Shannon Elizabeth Bell is a sociology graduate student with an activist’s heart. In her first grant application to CSWS, Bell noted that women are at the fore of the anti-coal movement in central Appalachia, stepping out of their traditional Appalachian gender roles to take an active leadership position in fighting the coal industry. Her scholarship has a mission—to help these women in low income coal-mining areas of West Virginia find more effective ways to use their voices through grassroots action.
“Mobilizing for Environmental Justice in the West Virginia Coalfields: Uncovering the Process of Cognitive Liberation through the Feminist Methodology of Photovoice” is a hefty title for a weighty project.
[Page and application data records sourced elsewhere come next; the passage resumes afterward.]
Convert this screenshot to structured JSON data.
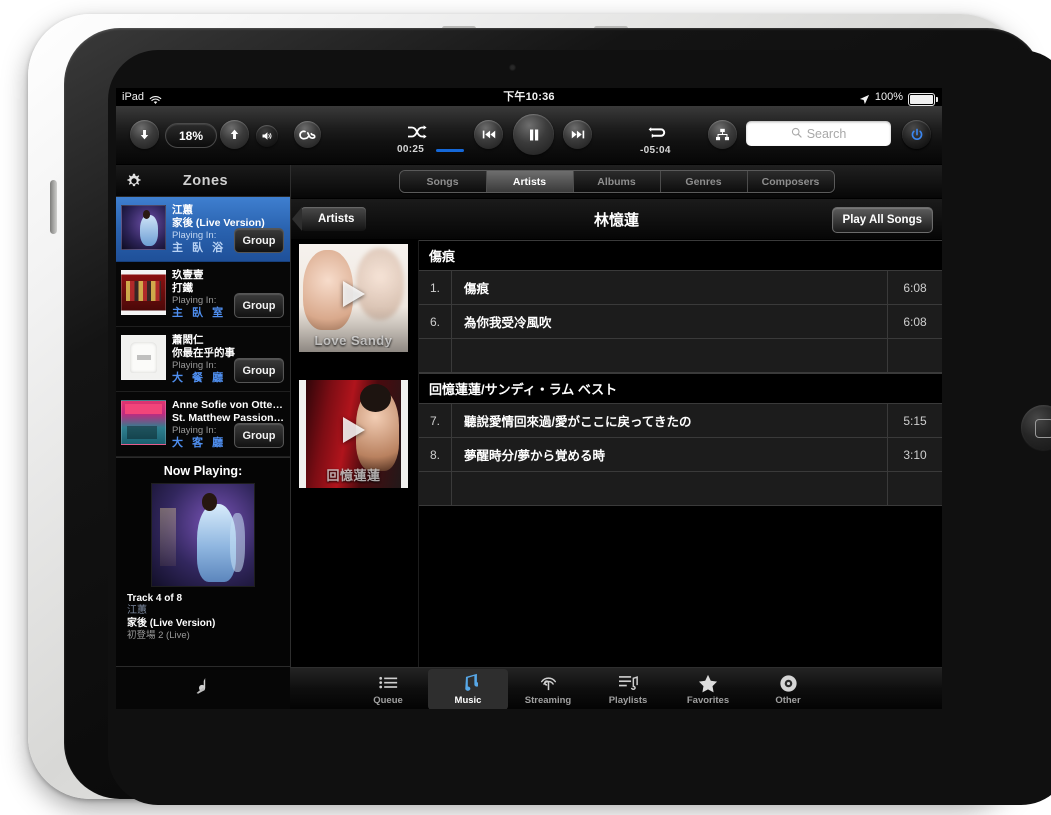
{
  "device": {
    "name": "ipad",
    "orientation": "landscape"
  },
  "status_bar": {
    "carrier": "iPad",
    "wifi_icon": "wifi-icon",
    "time": "下午10:36",
    "location_icon": "location-arrow-icon",
    "battery_percent": "100%",
    "battery_icon": "battery-full-icon"
  },
  "toolbar": {
    "volume_down_icon": "arrow-down-icon",
    "volume_value": "18%",
    "volume_up_icon": "arrow-up-icon",
    "mute_icon": "speaker-icon",
    "lastfm_icon": "lastfm-logo-icon",
    "shuffle_icon": "shuffle-icon",
    "elapsed_time": "00:25",
    "remaining_time": "-05:04",
    "repeat_icon": "repeat-icon",
    "previous_icon": "previous-track-icon",
    "pause_icon": "pause-icon",
    "next_icon": "next-track-icon",
    "network_icon": "network-hierarchy-icon",
    "search_placeholder": "Search",
    "search_value": "",
    "search_icon": "search-icon",
    "power_icon": "power-icon",
    "accent_color": "#1568d8",
    "power_color": "#2f7ff0"
  },
  "sidebar": {
    "gear_icon": "gear-icon",
    "title": "Zones",
    "playing_in_label": "Playing In:",
    "group_label": "Group",
    "zones": [
      {
        "artist": "江蕙",
        "track": "家後 (Live Version)",
        "playing_in": "Playing In:",
        "room": "主 臥 浴",
        "group_label": "Group",
        "selected": true
      },
      {
        "artist": "玖壹壹",
        "track": "打鐵",
        "playing_in": "Playing In:",
        "room": "主 臥 室",
        "group_label": "Group",
        "selected": false
      },
      {
        "artist": "蕭閎仁",
        "track": "你最在乎的事",
        "playing_in": "Playing In:",
        "room": "大 餐 廳",
        "group_label": "Group",
        "selected": false
      },
      {
        "artist": "Anne Sofie von Otter e…",
        "track": "St. Matthew Passion,…",
        "playing_in": "Playing In:",
        "room": "大 客 廳",
        "group_label": "Group",
        "selected": false
      }
    ],
    "now_playing": {
      "heading": "Now Playing:",
      "track_of": "Track 4 of 8",
      "artist": "江蕙",
      "song": "家後 (Live Version)",
      "album": "初登場 2 (Live)"
    },
    "footer_icon": "music-note-icon"
  },
  "main": {
    "segments": [
      {
        "label": "Songs",
        "active": false
      },
      {
        "label": "Artists",
        "active": true
      },
      {
        "label": "Albums",
        "active": false
      },
      {
        "label": "Genres",
        "active": false
      },
      {
        "label": "Composers",
        "active": false
      }
    ],
    "back_label": "Artists",
    "title": "林憶蓮",
    "play_all_label": "Play All Songs",
    "albums": [
      {
        "cover_caption": "Love Sandy",
        "play_icon": "play-icon",
        "name": "傷痕",
        "tracks": [
          {
            "number": "1.",
            "title": "傷痕",
            "duration": "6:08"
          },
          {
            "number": "6.",
            "title": "為你我受冷風吹",
            "duration": "6:08"
          },
          {
            "number": "",
            "title": "",
            "duration": ""
          }
        ]
      },
      {
        "cover_caption": "回憶蓮蓮",
        "play_icon": "play-icon",
        "name": "回憶蓮蓮/サンディ・ラム ベスト",
        "tracks": [
          {
            "number": "7.",
            "title": "聽說愛情回來過/愛がここに戻ってきたの",
            "duration": "5:15"
          },
          {
            "number": "8.",
            "title": "夢醒時分/夢から覚める時",
            "duration": "3:10"
          },
          {
            "number": "",
            "title": "",
            "duration": ""
          }
        ]
      }
    ]
  },
  "tabbar": {
    "tabs": [
      {
        "label": "Queue",
        "icon": "list-icon",
        "active": false
      },
      {
        "label": "Music",
        "icon": "music-note-icon",
        "active": true
      },
      {
        "label": "Streaming",
        "icon": "broadcast-icon",
        "active": false
      },
      {
        "label": "Playlists",
        "icon": "playlist-icon",
        "active": false
      },
      {
        "label": "Favorites",
        "icon": "star-icon",
        "active": false
      },
      {
        "label": "Other",
        "icon": "disc-icon",
        "active": false
      }
    ]
  }
}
Bell’s doctoral work caught the attention of the Center for the Study of Women in Society grant committee, earning Bell CSWS graduate student research grants totaling more than $4600.
Her doctoral dissertation drew her back to a land of scarred beauty. Bell had lived in southern West Virginia from 2000-2005 and returned again in 2008 to recruit women in five communities, giving them digital cameras and asking them to take pictures that “tell the story” of where they live. The photographs that these women captured included the majesty of seasonal changes and local plants and animals as well as the ugliness of strip-mining and trash dumps. For eight months, Bell met with the women in her five groups every three weeks to discuss the photographs, identify common community concerns, and communicate those concerns.
Bell encouraged the women she worked with to take action, and a few of them accompanied a Washington Post reporter to mountaintop removal mining sites. Some lobbied legislators about coal-related water contamination. Others, with Bell’s assistance, successfully lobbied to have long-neglected roads repaved. Still others are using their photostories about litter to work toward supporting a beverage container law.
Many of these photovoice projects can be viewed on Bell’s website. Additionally, a story about Bell’s work appeared this September on the UO College of Arts and Sciences website. Bell was one of two people awarded a 2009-2010 UO Doctoral Research Fellowship. See story.